* [EXERCISE MATERIALS]:
•••••
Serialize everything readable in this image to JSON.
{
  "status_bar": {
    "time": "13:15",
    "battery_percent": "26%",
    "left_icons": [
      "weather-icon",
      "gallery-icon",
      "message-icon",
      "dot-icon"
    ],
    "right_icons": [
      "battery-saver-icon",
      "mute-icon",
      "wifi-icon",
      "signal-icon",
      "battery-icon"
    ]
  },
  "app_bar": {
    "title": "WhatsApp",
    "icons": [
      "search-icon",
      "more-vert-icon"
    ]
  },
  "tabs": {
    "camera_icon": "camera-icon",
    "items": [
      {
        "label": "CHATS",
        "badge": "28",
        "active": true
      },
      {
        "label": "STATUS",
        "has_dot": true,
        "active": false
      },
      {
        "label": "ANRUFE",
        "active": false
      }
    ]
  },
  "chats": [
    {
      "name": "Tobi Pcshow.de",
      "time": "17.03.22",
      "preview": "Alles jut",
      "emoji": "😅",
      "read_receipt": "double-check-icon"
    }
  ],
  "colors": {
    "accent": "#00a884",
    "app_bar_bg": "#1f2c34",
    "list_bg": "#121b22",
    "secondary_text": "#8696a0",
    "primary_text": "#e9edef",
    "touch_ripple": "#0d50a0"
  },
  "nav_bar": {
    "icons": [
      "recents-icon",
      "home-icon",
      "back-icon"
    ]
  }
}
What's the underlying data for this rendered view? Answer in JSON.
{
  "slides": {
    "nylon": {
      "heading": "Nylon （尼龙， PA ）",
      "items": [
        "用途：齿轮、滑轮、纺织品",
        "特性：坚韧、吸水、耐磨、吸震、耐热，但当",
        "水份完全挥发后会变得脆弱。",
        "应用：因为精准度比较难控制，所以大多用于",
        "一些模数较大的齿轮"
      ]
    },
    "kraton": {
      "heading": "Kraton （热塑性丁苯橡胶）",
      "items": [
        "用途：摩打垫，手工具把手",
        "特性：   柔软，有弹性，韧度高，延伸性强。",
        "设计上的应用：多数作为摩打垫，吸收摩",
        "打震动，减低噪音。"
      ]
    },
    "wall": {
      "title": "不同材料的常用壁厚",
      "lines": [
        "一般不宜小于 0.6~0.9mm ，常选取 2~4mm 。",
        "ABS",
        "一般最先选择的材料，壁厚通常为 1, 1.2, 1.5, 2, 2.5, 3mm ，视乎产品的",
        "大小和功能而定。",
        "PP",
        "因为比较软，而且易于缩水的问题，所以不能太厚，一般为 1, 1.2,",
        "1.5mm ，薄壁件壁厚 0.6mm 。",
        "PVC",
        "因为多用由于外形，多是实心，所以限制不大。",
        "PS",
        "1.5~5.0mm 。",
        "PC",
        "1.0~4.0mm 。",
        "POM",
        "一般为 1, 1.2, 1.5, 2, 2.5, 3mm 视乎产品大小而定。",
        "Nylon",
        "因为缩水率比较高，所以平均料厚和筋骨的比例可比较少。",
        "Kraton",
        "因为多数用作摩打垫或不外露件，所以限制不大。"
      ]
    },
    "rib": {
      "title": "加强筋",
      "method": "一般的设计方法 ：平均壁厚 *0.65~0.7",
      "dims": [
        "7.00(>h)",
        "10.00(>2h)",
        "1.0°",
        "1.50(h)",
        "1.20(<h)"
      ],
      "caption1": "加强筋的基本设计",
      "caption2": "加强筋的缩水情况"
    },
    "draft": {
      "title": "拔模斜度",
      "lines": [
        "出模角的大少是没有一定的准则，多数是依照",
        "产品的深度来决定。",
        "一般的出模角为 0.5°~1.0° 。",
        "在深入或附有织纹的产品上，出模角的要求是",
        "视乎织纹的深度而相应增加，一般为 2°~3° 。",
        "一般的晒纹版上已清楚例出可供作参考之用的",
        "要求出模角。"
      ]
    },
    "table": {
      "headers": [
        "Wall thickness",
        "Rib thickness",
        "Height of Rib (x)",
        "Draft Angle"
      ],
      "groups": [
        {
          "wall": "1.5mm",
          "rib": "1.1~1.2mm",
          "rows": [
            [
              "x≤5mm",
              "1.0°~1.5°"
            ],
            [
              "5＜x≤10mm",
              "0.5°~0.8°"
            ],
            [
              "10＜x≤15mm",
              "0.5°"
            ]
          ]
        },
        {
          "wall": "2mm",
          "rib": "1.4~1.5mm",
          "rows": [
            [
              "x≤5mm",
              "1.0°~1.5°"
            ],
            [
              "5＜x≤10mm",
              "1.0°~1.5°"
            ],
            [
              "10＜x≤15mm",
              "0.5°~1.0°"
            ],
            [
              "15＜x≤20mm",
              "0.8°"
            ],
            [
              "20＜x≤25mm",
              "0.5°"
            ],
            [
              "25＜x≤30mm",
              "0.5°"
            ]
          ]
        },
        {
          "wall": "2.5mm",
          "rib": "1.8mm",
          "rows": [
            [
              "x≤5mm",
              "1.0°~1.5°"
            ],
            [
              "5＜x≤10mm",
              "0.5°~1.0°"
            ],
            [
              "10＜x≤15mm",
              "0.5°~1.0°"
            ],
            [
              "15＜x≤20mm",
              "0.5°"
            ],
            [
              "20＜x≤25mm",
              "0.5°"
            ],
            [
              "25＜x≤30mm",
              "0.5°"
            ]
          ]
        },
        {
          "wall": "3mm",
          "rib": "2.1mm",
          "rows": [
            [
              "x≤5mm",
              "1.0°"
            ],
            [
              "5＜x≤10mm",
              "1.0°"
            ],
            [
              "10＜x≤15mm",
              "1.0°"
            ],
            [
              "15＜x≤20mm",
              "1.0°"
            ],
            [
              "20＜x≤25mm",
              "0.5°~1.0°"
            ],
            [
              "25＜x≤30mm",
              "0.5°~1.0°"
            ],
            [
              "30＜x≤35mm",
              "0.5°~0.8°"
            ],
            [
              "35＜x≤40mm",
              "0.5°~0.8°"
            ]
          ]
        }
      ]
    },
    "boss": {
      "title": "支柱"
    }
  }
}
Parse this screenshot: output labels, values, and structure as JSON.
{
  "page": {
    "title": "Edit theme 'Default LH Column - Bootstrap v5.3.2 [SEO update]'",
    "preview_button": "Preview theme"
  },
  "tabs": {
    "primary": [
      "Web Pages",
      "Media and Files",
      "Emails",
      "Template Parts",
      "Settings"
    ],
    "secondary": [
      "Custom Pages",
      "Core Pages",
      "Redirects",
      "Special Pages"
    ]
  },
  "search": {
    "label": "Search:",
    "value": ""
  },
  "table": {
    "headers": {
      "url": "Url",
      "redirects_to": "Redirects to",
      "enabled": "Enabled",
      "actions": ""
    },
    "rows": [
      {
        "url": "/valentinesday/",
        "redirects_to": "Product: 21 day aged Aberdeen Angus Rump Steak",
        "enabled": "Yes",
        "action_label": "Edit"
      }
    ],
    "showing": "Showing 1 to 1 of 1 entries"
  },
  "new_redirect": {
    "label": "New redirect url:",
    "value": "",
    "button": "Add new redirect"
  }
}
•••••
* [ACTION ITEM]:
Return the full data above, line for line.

* [EXERCISE OUTPUT]:
Serialize everything readable in this image to JSON.
{
  "status_bar": {
    "time": "13:15",
    "battery_percent": "26%",
    "left_icons": [
      "weather-icon",
      "gallery-icon",
      "message-icon",
      "dot-icon"
    ],
    "right_icons": [
      "battery-saver-icon",
      "mute-icon",
      "wifi-icon",
      "signal-icon",
      "battery-icon"
    ]
  },
  "app_bar": {
    "title": "WhatsApp",
    "icons": [
      "search-icon",
      "more-vert-icon"
    ]
  },
  "tabs": {
    "camera_icon": "camera-icon",
    "items": [
      {
        "label": "CHATS",
        "badge": "28",
        "active": true
      },
      {
        "label": "STATUS",
        "has_dot": true,
        "active": false
      },
      {
        "label": "ANRUFE",
        "active": false
      }
    ]
  },
  "chats": [
    {
      "name": "Tobi Pcshow.de",
      "time": "17.03.22",
      "preview": "Alles jut",
      "emoji": "😅",
      "read_receipt": "double-check-icon"
    }
  ],
  "colors": {
    "accent": "#00a884",
    "app_bar_bg": "#1f2c34",
    "list_bg": "#121b22",
    "secondary_text": "#8696a0",
    "primary_text": "#e9edef",
    "touch_ripple": "#0d50a0"
  },
  "nav_bar": {
    "icons": [
      "recents-icon",
      "home-icon",
      "back-icon"
    ]
  }
}
What's the underlying data for this rendered view? Answer in JSON.
{
  "slides": {
    "nylon": {
      "heading": "Nylon （尼龙， PA ）",
      "items": [
        "用途：齿轮、滑轮、纺织品",
        "特性：坚韧、吸水、耐磨、吸震、耐热，但当",
        "水份完全挥发后会变得脆弱。",
        "应用：因为精准度比较难控制，所以大多用于",
        "一些模数较大的齿轮"
      ]
    },
    "kraton": {
      "heading": "Kraton （热塑性丁苯橡胶）",
      "items": [
        "用途：摩打垫，手工具把手",
        "特性：   柔软，有弹性，韧度高，延伸性强。",
        "设计上的应用：多数作为摩打垫，吸收摩",
        "打震动，减低噪音。"
      ]
    },
    "wall": {
      "title": "不同材料的常用壁厚",
      "lines": [
        "一般不宜小于 0.6~0.9mm ，常选取 2~4mm 。",
        "ABS",
        "一般最先选择的材料，壁厚通常为 1, 1.2, 1.5, 2, 2.5, 3mm ，视乎产品的",
        "大小和功能而定。",
        "PP",
        "因为比较软，而且易于缩水的问题，所以不能太厚，一般为 1, 1.2,",
        "1.5mm ，薄壁件壁厚 0.6mm 。",
        "PVC",
        "因为多用由于外形，多是实心，所以限制不大。",
        "PS",
        "1.5~5.0mm 。",
        "PC",
        "1.0~4.0mm 。",
        "POM",
        "一般为 1, 1.2, 1.5, 2, 2.5, 3mm 视乎产品大小而定。",
        "Nylon",
        "因为缩水率比较高，所以平均料厚和筋骨的比例可比较少。",
        "Kraton",
        "因为多数用作摩打垫或不外露件，所以限制不大。"
      ]
    },
    "rib": {
      "title": "加强筋",
      "method": "一般的设计方法 ：平均壁厚 *0.65~0.7",
      "dims": [
        "7.00(>h)",
        "10.00(>2h)",
        "1.0°",
        "1.50(h)",
        "1.20(<h)"
      ],
      "caption1": "加强筋的基本设计",
      "caption2": "加强筋的缩水情况"
    },
    "draft": {
      "title": "拔模斜度",
      "lines": [
        "出模角的大少是没有一定的准则，多数是依照",
        "产品的深度来决定。",
        "一般的出模角为 0.5°~1.0° 。",
        "在深入或附有织纹的产品上，出模角的要求是",
        "视乎织纹的深度而相应增加，一般为 2°~3° 。",
        "一般的晒纹版上已清楚例出可供作参考之用的",
        "要求出模角。"
      ]
    },
    "table": {
      "headers": [
        "Wall thickness",
        "Rib thickness",
        "Height of Rib (x)",
        "Draft Angle"
      ],
      "groups": [
        {
          "wall": "1.5mm",
          "rib": "1.1~1.2mm",
          "rows": [
            [
              "x≤5mm",
              "1.0°~1.5°"
            ],
            [
              "5＜x≤10mm",
              "0.5°~0.8°"
            ],
            [
              "10＜x≤15mm",
              "0.5°"
            ]
          ]
        },
        {
          "wall": "2mm",
          "rib": "1.4~1.5mm",
          "rows": [
            [
              "x≤5mm",
              "1.0°~1.5°"
            ],
            [
              "5＜x≤10mm",
              "1.0°~1.5°"
            ],
            [
              "10＜x≤15mm",
              "0.5°~1.0°"
            ],
            [
              "15＜x≤20mm",
              "0.8°"
            ],
            [
              "20＜x≤25mm",
              "0.5°"
            ],
            [
              "25＜x≤30mm",
              "0.5°"
            ]
          ]
        },
        {
          "wall": "2.5mm",
          "rib": "1.8mm",
          "rows": [
            [
              "x≤5mm",
              "1.0°~1.5°"
            ],
            [
              "5＜x≤10mm",
              "0.5°~1.0°"
            ],
            [
              "10＜x≤15mm",
              "0.5°~1.0°"
            ],
            [
              "15＜x≤20mm",
              "0.5°"
            ],
            [
              "20＜x≤25mm",
              "0.5°"
            ],
            [
              "25＜x≤30mm",
              "0.5°"
            ]
          ]
        },
        {
          "wall": "3mm",
          "rib": "2.1mm",
          "rows": [
            [
              "x≤5mm",
              "1.0°"
            ],
            [
              "5＜x≤10mm",
              "1.0°"
            ],
            [
              "10＜x≤15mm",
              "1.0°"
            ],
            [
              "15＜x≤20mm",
              "1.0°"
            ],
            [
              "20＜x≤25mm",
              "0.5°~1.0°"
            ],
            [
              "25＜x≤30mm",
              "0.5°~1.0°"
            ],
            [
              "30＜x≤35mm",
              "0.5°~0.8°"
            ],
            [
              "35＜x≤40mm",
              "0.5°~0.8°"
            ]
          ]
        }
      ]
    },
    "boss": {
      "title": "支柱"
    }
  }
}
Parse this screenshot: output labels, values, and structure as JSON.
{
  "page": {
    "title": "Edit theme 'Default LH Column - Bootstrap v5.3.2 [SEO update]'",
    "preview_button": "Preview theme"
  },
  "tabs": {
    "primary": [
      "Web Pages",
      "Media and Files",
      "Emails",
      "Template Parts",
      "Settings"
    ],
    "secondary": [
      "Custom Pages",
      "Core Pages",
      "Redirects",
      "Special Pages"
    ]
  },
  "search": {
    "label": "Search:",
    "value": ""
  },
  "table": {
    "headers": {
      "url": "Url",
      "redirects_to": "Redirects to",
      "enabled": "Enabled",
      "actions": ""
    },
    "rows": [
      {
        "url": "/valentinesday/",
        "redirects_to": "Product: 21 day aged Aberdeen Angus Rump Steak",
        "enabled": "Yes",
        "action_label": "Edit"
      }
    ],
    "showing": "Showing 1 to 1 of 1 entries"
  },
  "new_redirect": {
    "label": "New redirect url:",
    "value": "",
    "button": "Add new redirect"
  }
}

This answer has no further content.